A: There are only about 72 camel breeders spread across the four blocks of Abdasa, Bundra, Lakhpat and Bachau, and the total camel population is about 2,000. Many members of the camel breeding community have turned to wage labour as a means of supplementing family income. The cost of basic living has gone up in the last decade, forcing the new generation to look for alternative livelihood options. Camel milk and other products have also not been promoted enough till date, thus the opportunities of earning from their livestock has also been limited. Diseases and their inadequate remedial services have also resulted in depletion of the camel population. But above all this the biggest danger to this species comes from the unplanned and unsustainable industrialisation that is happening along the Kutch coastline.
Q. What makes kharai camels, in your perception, a threatened species? What is the threat you observed during your survey while preparing the film?
A: As mentioned above, the biggest threat comes from industrialisation. In the name of development, new ports, mining and cement factories have been set-up at a heavy cost to the environment, and particularly the mangrove ecosystem. Large tracts of mangrove forest have been cut down, thus reducing the grazing area of the kharai camels, which in turn results in the decline of the breed population.
Q: While talking with government officials, could you see any alternative ways to ensure that the species doesn’t extinct because of dwindling number of persons who rear them?
A: The dwindling number of pastoralists has to do with the decreasing economic value of the camel. Camels are no longer in use for transportation, army, etc. Thus, it is imperative that other economic opportunities like camel milk product, camel wool product, etc. are leveraged. The government along with these organisations has started the initiative of linking them to dairies, but much more needs to be done to ensure that rearing camels becomes a viable option. Marketing camel products and branding it needs to be taken up proactively.
Q: What are the livelihood options of people who rear kharai camels? Can tourism become an important livelihood option for the breeding communities?

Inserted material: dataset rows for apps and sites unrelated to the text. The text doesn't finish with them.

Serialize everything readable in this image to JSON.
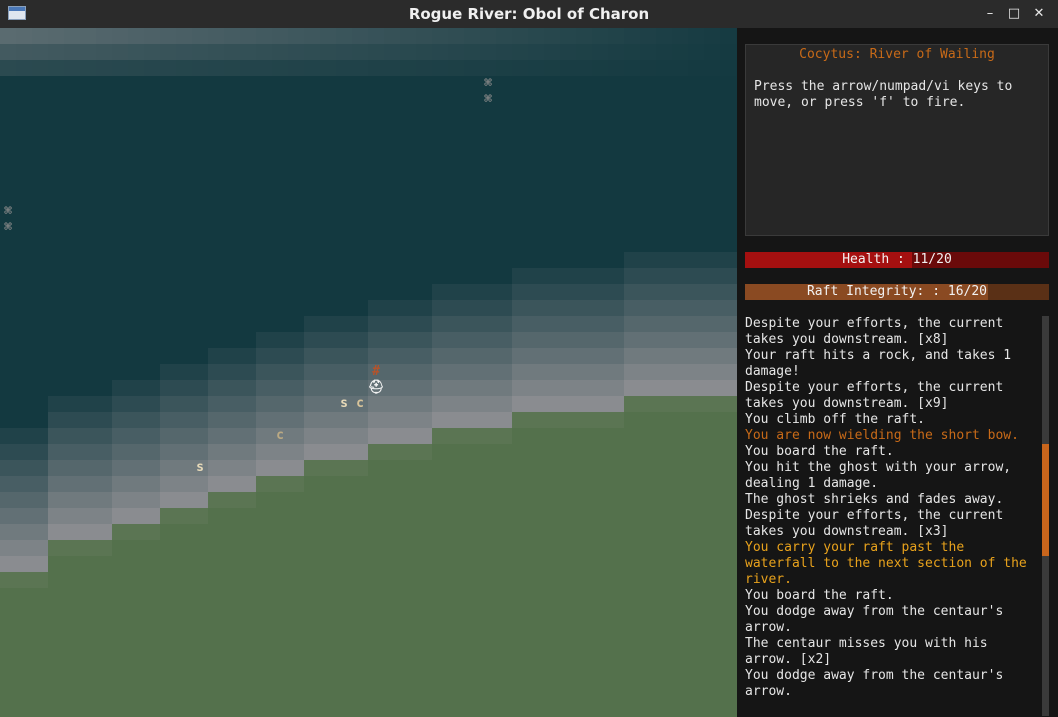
{
  "window": {
    "title": "Rogue River: Obol of Charon",
    "minimize": "–",
    "maximize": "□",
    "close": "✕"
  },
  "colors": {
    "water_dark": "#143a40",
    "shore": "#8a8c90",
    "grass": "#54714c",
    "health_fill": "#a51010",
    "health_bg": "#6a0a0a",
    "raft_fill": "#8a4a22",
    "raft_bg": "#5a3016",
    "log_orange": "#c86a18",
    "log_yellow": "#e8a21c"
  },
  "map": {
    "glyphs": [
      {
        "name": "rock-icon",
        "char": "⌘",
        "color": "#8a8a8a",
        "col": 30,
        "row": 3
      },
      {
        "name": "rock-icon",
        "char": "⌘",
        "color": "#8a8a8a",
        "col": 30,
        "row": 4
      },
      {
        "name": "rock-icon",
        "char": "⌘",
        "color": "#8a8a8a",
        "col": 0,
        "row": 11
      },
      {
        "name": "rock-icon",
        "char": "⌘",
        "color": "#8a8a8a",
        "col": 0,
        "row": 12
      },
      {
        "name": "raft-icon",
        "char": "#",
        "color": "#b5532a",
        "col": 23,
        "row": 21
      },
      {
        "name": "player-helmet-icon",
        "char": "⛑",
        "color": "#f2f2f2",
        "col": 23,
        "row": 22
      },
      {
        "name": "skeleton-enemy",
        "char": "s",
        "color": "#e6d9b8",
        "col": 21,
        "row": 23
      },
      {
        "name": "centaur-enemy",
        "char": "c",
        "color": "#d8c49a",
        "col": 22,
        "row": 23
      },
      {
        "name": "centaur-enemy",
        "char": "c",
        "color": "#bba983",
        "col": 17,
        "row": 25
      },
      {
        "name": "skeleton-enemy",
        "char": "s",
        "color": "#e6d9b8",
        "col": 12,
        "row": 27
      }
    ]
  },
  "sidebar": {
    "level_name": "Cocytus: River of Wailing",
    "help_text": "Press the arrow/numpad/vi keys to move, or press 'f' to fire.",
    "health": {
      "label": "Health : 11/20",
      "value": 11,
      "max": 20
    },
    "raft": {
      "label": "Raft Integrity: : 16/20",
      "value": 16,
      "max": 20
    },
    "log": [
      {
        "text": "Despite your efforts, the current takes you downstream. [x8]",
        "color": "#e6e6e6"
      },
      {
        "text": "Your raft hits a rock, and takes 1 damage!",
        "color": "#e6e6e6"
      },
      {
        "text": "Despite your efforts, the current takes you downstream. [x9]",
        "color": "#e6e6e6"
      },
      {
        "text": "You climb off the raft.",
        "color": "#e6e6e6"
      },
      {
        "text": "You are now wielding the short bow.",
        "color": "#c86a18"
      },
      {
        "text": "You board the raft.",
        "color": "#e6e6e6"
      },
      {
        "text": "You hit the ghost with your arrow, dealing 1 damage.",
        "color": "#e6e6e6"
      },
      {
        "text": "The ghost shrieks and fades away.",
        "color": "#e6e6e6"
      },
      {
        "text": "Despite your efforts, the current takes you downstream. [x3]",
        "color": "#e6e6e6"
      },
      {
        "text": "You carry your raft past the waterfall to the next section of the river.",
        "color": "#e8a21c"
      },
      {
        "text": "You board the raft.",
        "color": "#e6e6e6"
      },
      {
        "text": "You dodge away from the centaur's arrow.",
        "color": "#e6e6e6"
      },
      {
        "text": "The centaur misses you with his arrow. [x2]",
        "color": "#e6e6e6"
      },
      {
        "text": "You dodge away from the centaur's arrow.",
        "color": "#e6e6e6"
      }
    ]
  }
}
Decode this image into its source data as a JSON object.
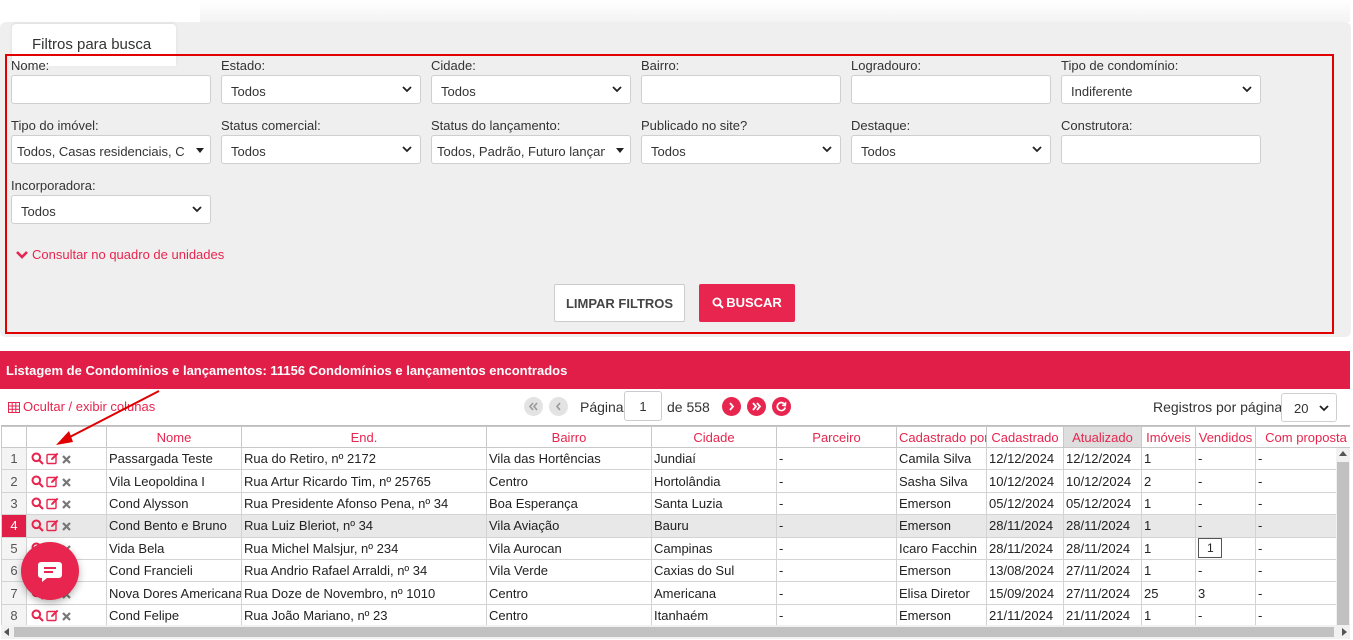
{
  "filter_panel": {
    "tab_label": "Filtros para busca",
    "fields": [
      {
        "label": "Nome:",
        "value": "",
        "type": "text"
      },
      {
        "label": "Estado:",
        "value": "Todos",
        "type": "select"
      },
      {
        "label": "Cidade:",
        "value": "Todos",
        "type": "select"
      },
      {
        "label": "Bairro:",
        "value": "",
        "type": "text"
      },
      {
        "label": "Logradouro:",
        "value": "",
        "type": "text"
      },
      {
        "label": "Tipo de condomínio:",
        "value": "Indiferente",
        "type": "select"
      },
      {
        "label": "Tipo do imóvel:",
        "value": "Todos, Casas residenciais, Ch",
        "type": "multiselect"
      },
      {
        "label": "Status comercial:",
        "value": "Todos",
        "type": "select"
      },
      {
        "label": "Status do lançamento:",
        "value": "Todos, Padrão, Futuro lançam",
        "type": "multiselect"
      },
      {
        "label": "Publicado no site?",
        "value": "Todos",
        "type": "select"
      },
      {
        "label": "Destaque:",
        "value": "Todos",
        "type": "select"
      },
      {
        "label": "Construtora:",
        "value": "",
        "type": "text"
      },
      {
        "label": "Incorporadora:",
        "value": "Todos",
        "type": "select"
      }
    ],
    "consult_link": "Consultar no quadro de unidades",
    "clear_button": "LIMPAR FILTROS",
    "search_button": "BUSCAR"
  },
  "listing": {
    "header": "Listagem de Condomínios e lançamentos: 11156 Condomínios e lançamentos encontrados",
    "toggle_columns": "Ocultar / exibir colunas",
    "pagination": {
      "page_label": "Página",
      "page": "1",
      "of_label": "de 558"
    },
    "rows_per_page_label": "Registros por página",
    "rows_per_page": "20",
    "columns": [
      "",
      "",
      "Nome",
      "End.",
      "Bairro",
      "Cidade",
      "Parceiro",
      "Cadastrado por",
      "Cadastrado",
      "Atualizado",
      "Imóveis",
      "Vendidos",
      "Com proposta"
    ],
    "rows": [
      {
        "n": "1",
        "nome": "Passargada Teste",
        "end": "Rua do Retiro, nº 2172",
        "bairro": "Vila das Hortências",
        "cidade": "Jundiaí",
        "parceiro": "-",
        "por": "Camila Silva",
        "cad": "12/12/2024",
        "atu": "12/12/2024",
        "imoveis": "1",
        "vendidos": "-",
        "proposta": "-"
      },
      {
        "n": "2",
        "nome": "Vila Leopoldina I",
        "end": "Rua Artur Ricardo Tim, nº 25765",
        "bairro": "Centro",
        "cidade": "Hortolândia",
        "parceiro": "-",
        "por": "Sasha Silva",
        "cad": "10/12/2024",
        "atu": "10/12/2024",
        "imoveis": "2",
        "vendidos": "-",
        "proposta": "-"
      },
      {
        "n": "3",
        "nome": "Cond Alysson",
        "end": "Rua Presidente Afonso Pena, nº 34",
        "bairro": "Boa Esperança",
        "cidade": "Santa Luzia",
        "parceiro": "-",
        "por": "Emerson",
        "cad": "05/12/2024",
        "atu": "05/12/2024",
        "imoveis": "1",
        "vendidos": "-",
        "proposta": "-"
      },
      {
        "n": "4",
        "nome": "Cond Bento e Bruno",
        "end": "Rua Luiz Bleriot, nº 34",
        "bairro": "Vila Aviação",
        "cidade": "Bauru",
        "parceiro": "-",
        "por": "Emerson",
        "cad": "28/11/2024",
        "atu": "28/11/2024",
        "imoveis": "1",
        "vendidos": "-",
        "proposta": "-"
      },
      {
        "n": "5",
        "nome": "Vida Bela",
        "end": "Rua Michel Malsjur, nº 234",
        "bairro": "Vila Aurocan",
        "cidade": "Campinas",
        "parceiro": "-",
        "por": "Icaro Facchin",
        "cad": "28/11/2024",
        "atu": "28/11/2024",
        "imoveis": "1",
        "vendidos": "1",
        "proposta": "-"
      },
      {
        "n": "6",
        "nome": "Cond Francieli",
        "end": "Rua Andrio Rafael Arraldi, nº 34",
        "bairro": "Vila Verde",
        "cidade": "Caxias do Sul",
        "parceiro": "-",
        "por": "Emerson",
        "cad": "13/08/2024",
        "atu": "27/11/2024",
        "imoveis": "1",
        "vendidos": "-",
        "proposta": "-"
      },
      {
        "n": "7",
        "nome": "Nova Dores Americana",
        "end": "Rua Doze de Novembro, nº 1010",
        "bairro": "Centro",
        "cidade": "Americana",
        "parceiro": "-",
        "por": "Elisa Diretor",
        "cad": "15/09/2024",
        "atu": "27/11/2024",
        "imoveis": "25",
        "vendidos": "3",
        "proposta": "-"
      },
      {
        "n": "8",
        "nome": "Cond Felipe",
        "end": "Rua João Mariano, nº 23",
        "bairro": "Centro",
        "cidade": "Itanhaém",
        "parceiro": "-",
        "por": "Emerson",
        "cad": "21/11/2024",
        "atu": "21/11/2024",
        "imoveis": "1",
        "vendidos": "-",
        "proposta": "-"
      }
    ],
    "selected_row": "4",
    "sorted_column": "Atualizado"
  },
  "colors": {
    "accent": "#e8254e",
    "header_bar": "#e01e48",
    "highlight_frame": "#e00000"
  }
}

A: Livelihood options of the camel breeding communities are very limited. With the coming up of few cement factories and ports some family members are engaged in labour work in the factories. Some of these areas along the mangrove coasts are beautiful in their natural beauty and bio-diversity, yet no tourism efforts have been thought of for this region. Even if there is ultimately a thrust for tourism activities, it is important that it is taken up responsibly, or else it will turn into another menace for the local habitat and culture.
Q. What is the level of education among those who rear the kharai camels? Do girls go to school? What about the status of women?
A: I don’t have valid data about the status of education among the camel breeders, but curiously while shooting I realised that with schools having become a reality in every village, the level of education is probably increasing. The elders we interacted with, most of them have not received formal education. I presume girls are married off at a very early age. It remains a considerably closed society where women are expected to do heavy work in the household, from getting water from far off wells, to taking care of the animal, building houses, cooking etc.
Q: Are health facilities accessible to the community?
A: Health facilities are few and far off. Conditions are very harsh, with very little tree cover, and temperatures reach up to 50 degrees centigade in summer, and sub zero during winter. But, amidst all these challenges, interestingly, they still find time to weave one of the most fascinating embroidery works.